Treating esophageal cancer

Our team offers a range of treatment options to provide you with the care you need. These options include both surgical and nonsurgical treatments:

Evaluation of biomarkers such as HER2, PD-L1 and microsatellite status, in addition to sequencing of tumor DNA to look for various mutations are common in esophageal cancer. This helps us determine eligibility for targeted therapies or immunotherapies. This allows for a more personalized treatment approach.

Chemotherapy is a widely used treatment for esophageal cancer. We use it before surgery to shrink tumors, after surgery to kill any remaining cancer cells or to relieve symptoms and slow disease progression in advanced cases.

The UW Health | Carbone Cancer Center is a national research center for improving cancer care. Our experts might recommend you take part in a clinical trial to access the most advanced and innovative treatments.

Find a clinical trial

An esophagectomy removes the parts of your esophagus affected by cancer. During the procedure, your doctor will also reconstruct your esophagus using parts of other organs, such as your stomach.

The UW Health | Carbone Cancer Center is one of only seven centers in the U.S. that performs minimally invasive surgery to remove the esophagus.

Immunotherapy involves stimulating the body's immune system to recognize and target cancer cells more effectively. This can be done through various methods, such as immune checkpoint inhibitors, which block proteins that inhibit immune responses, or adoptive cell transfer, where immune cells are extracted, modified and reintroduced to the body to enhance their ability to fight the cancer.

Photodynamic therapy uses light to treat cancer. Before the procedure, you will take a medication called a photosensitizing agent. Then, when exposed to laser light, the agent triggers a reaction that can destroy cancer cells.

Radiation therapy uses radiation, or energy, to destroy cancer cells and shrink a tumor. Radiation only affects the targeted area of the body.


Cancer care near you

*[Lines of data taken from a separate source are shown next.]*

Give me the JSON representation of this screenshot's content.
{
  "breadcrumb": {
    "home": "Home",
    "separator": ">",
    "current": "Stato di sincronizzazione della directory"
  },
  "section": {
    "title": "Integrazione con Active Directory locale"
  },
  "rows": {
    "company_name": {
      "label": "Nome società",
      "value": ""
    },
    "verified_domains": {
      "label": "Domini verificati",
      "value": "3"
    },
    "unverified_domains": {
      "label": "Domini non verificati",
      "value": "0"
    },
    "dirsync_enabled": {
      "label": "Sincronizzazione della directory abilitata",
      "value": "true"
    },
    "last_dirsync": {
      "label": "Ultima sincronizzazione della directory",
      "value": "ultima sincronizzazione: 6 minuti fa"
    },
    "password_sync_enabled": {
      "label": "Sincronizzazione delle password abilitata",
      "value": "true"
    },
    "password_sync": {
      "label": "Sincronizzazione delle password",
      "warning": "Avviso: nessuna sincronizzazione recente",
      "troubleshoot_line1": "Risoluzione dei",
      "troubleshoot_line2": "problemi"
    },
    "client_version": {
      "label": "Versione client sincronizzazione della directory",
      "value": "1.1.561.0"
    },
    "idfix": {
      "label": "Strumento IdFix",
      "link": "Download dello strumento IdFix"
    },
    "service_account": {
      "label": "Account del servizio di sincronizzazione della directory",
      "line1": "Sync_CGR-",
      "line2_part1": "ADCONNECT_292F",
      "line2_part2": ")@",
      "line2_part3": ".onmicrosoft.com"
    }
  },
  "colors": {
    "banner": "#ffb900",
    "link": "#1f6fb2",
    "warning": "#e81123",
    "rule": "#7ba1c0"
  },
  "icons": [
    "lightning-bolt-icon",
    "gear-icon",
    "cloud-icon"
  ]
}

The UW Health | Carbone Cancer Center is the only comprehensive cancer center in Wisconsin and one of the leading cancer centers in the nation. With a focus on developing new, cutting-edge treatments, the Carbone Cancer Center doctors are dedicated to providing the best cancer care possible.


Information to help you

The following resources offer more information about treatment, diagnosis and living with esophageal cancer: